As I look back over my life some of these such joyous moments include the day I receive my acceptance letter to the seminary; my first pilgrimage to the city of Saint Francis; and my visit to the grave of Blessed Damien of Molokai.
But as I consider these I cannot help but notice that most of the pivotal moments in life have been marked by a great sadness. I think of the circumstances of my birth; I was not expected to live long. I think of the death of my father and then my mother. I think of my struggle with arthritis.
Time after time I offered, with Jesus, “prayers and supplications with loud cries and tears” to the Father (Hebrews 5:7). The trajectory of my life has been repeatedly with great suffering and sadness.
I do not say this to evoke pity or to draw attention to myself; I say this, rather, to state with great confidence that we do see Jesus in our sufferings; we do see him when we look to his Cross. And when we unite our sufferings with his we do indeed see his glory. There is hope even in the midst of great suffering!
Thinking back to the Gospel passage, so many in the crowd did not recognize the voice of the Father but thought it was thunder (cf. John 12:29). I tell you, they did not see the truth because they remained in the crowd, on the outside; they refused to enter into the mystery of Jesus Christ.
The same is true with us. If we wish to remain bystanders only to suffering and the Cross we will not see Jesus. But if we enter into our suffering, if we embrace it, then we will see Jesus when we bring our suffering and pain to his Cross.
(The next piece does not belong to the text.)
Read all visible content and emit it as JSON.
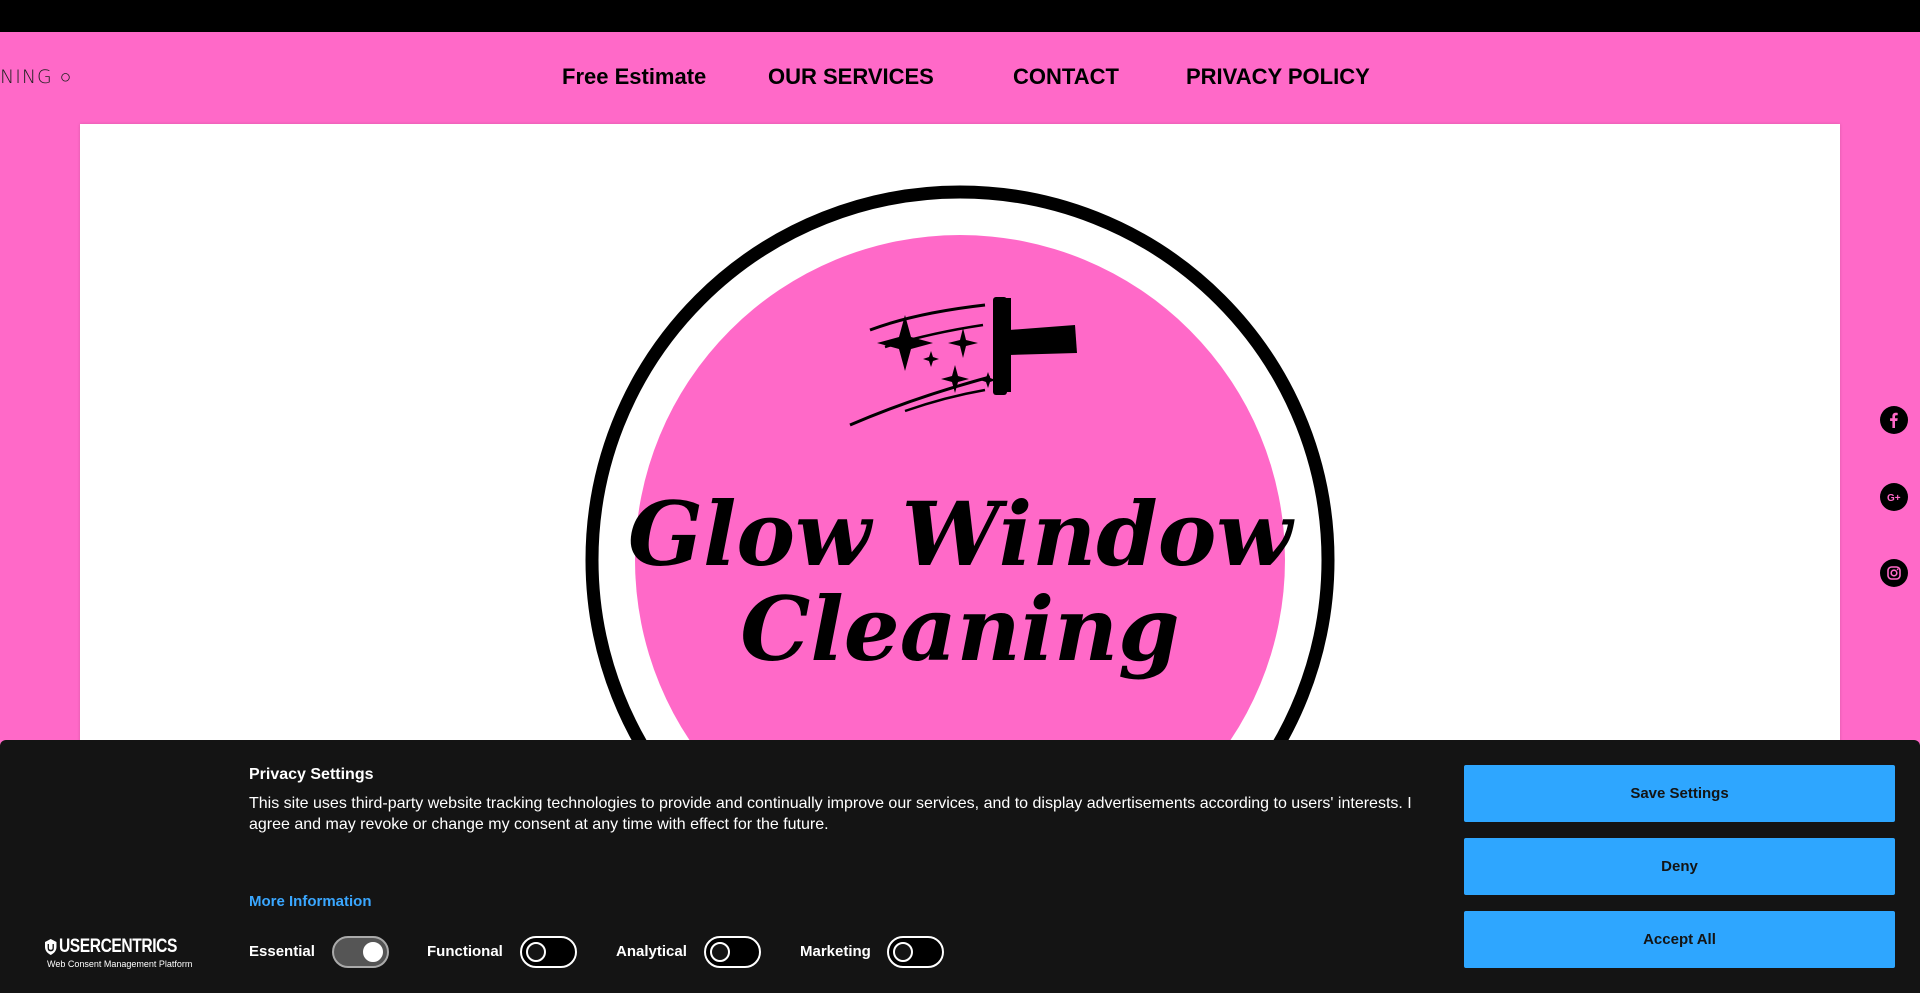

In the Cross of Jesus Christ we see the perfect model of obedience. If we follow this example of loving obedience – of humility, trust and faith – we, too, will be glorified in him. Let each of us, then, look to his Cross, that we might know the fullness of his glory, the splendor of his joy and peace. Amen.